So I guess my point is this, we can all learn from each other. Older quilters have a lot to share. Don’t discount them because your style is different. The inverse is true for younger quilters. Hand piecing can be just as rewarding as machine piecing. Computer guided long arms offer as much as sewing on your domestic. It’s all a matter of opinion and what works best for you. What you enjoy.

But at the end of the day, if you are in a room with a bunch of ladies you don’t know but you all clearly share the same interests, strike up a conversation. Ask for help. You’ll never know what you can learn from it. Great friendships are sometimes born by asking for help. You just have to be willing.






friends, quilt

Quilt Retreat

Quilt retreat was this weekend, and oh. my. gosh. I needed it. I had parts cut for two quilts, and managed to finish a little more than half of one. I’m so happy with the progress, and can’t wait to finish. The blocks will finish at 9″.

I love this group of women. Many have been in the guild for twenty years. Some for just two. I’ve been part of it for ten, though I’m less involved since I moved. BUT, I always love an opportunity to see my friends, and retreat is the perfect excuse. Even better, my MOM joined this time. I think she enjoyed it. Sadly, I didn’t snap a photo of us, but I did get one with my friend, Mary.
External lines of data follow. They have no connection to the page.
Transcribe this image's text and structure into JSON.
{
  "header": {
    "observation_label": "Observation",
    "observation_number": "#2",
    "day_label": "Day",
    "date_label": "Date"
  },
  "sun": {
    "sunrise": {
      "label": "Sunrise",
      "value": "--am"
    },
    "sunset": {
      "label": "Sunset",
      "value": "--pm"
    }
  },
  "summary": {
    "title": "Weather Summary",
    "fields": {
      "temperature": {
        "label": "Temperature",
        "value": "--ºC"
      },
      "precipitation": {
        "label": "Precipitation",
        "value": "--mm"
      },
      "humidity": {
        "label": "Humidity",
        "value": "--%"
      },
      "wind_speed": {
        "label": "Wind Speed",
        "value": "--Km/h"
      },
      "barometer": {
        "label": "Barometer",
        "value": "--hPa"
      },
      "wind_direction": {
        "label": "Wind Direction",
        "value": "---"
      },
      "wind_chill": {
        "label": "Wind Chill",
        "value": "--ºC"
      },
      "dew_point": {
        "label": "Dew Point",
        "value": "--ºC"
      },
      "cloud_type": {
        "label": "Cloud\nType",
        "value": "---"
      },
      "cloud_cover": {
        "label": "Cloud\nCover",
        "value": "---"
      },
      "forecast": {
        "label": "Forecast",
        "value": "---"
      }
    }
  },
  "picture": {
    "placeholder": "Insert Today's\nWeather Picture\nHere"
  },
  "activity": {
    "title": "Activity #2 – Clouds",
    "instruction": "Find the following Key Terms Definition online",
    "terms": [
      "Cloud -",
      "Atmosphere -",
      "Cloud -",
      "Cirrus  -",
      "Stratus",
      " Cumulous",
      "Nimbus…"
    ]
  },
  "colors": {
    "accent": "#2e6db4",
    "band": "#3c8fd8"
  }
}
The thing that always resonates with me as far as this group is concerned is that we build each other up. Retreat is fun, and exhilarating, and wildly inspirational. We all talk, and commiserate about quilts and there is no grousing or complaining, no piddly bickering. This is a group of women that genuinely cares about each other and their lives and artwork. We trade tips, eat, and laugh.

At the end of the day, that’s what it’s about anyhow, right?

family, friends

Winter Break Comes to an End

Winter break this year was eight days instead of six, thank you very much winter storm Pax. We did some fun stuff, but by today the kids and I were pretty much over each other. We met some friends and headed over to the Chattahoochee Nature Center. I’m glad we did. The kids needed the sun, and fun!






We counted three turtles, and some ducks.


And found this awesome tree called the Pawpaw tree. I’m going to have to print a copy and send it to my Dad, who we call PaPa. I think it’ll make him laugh.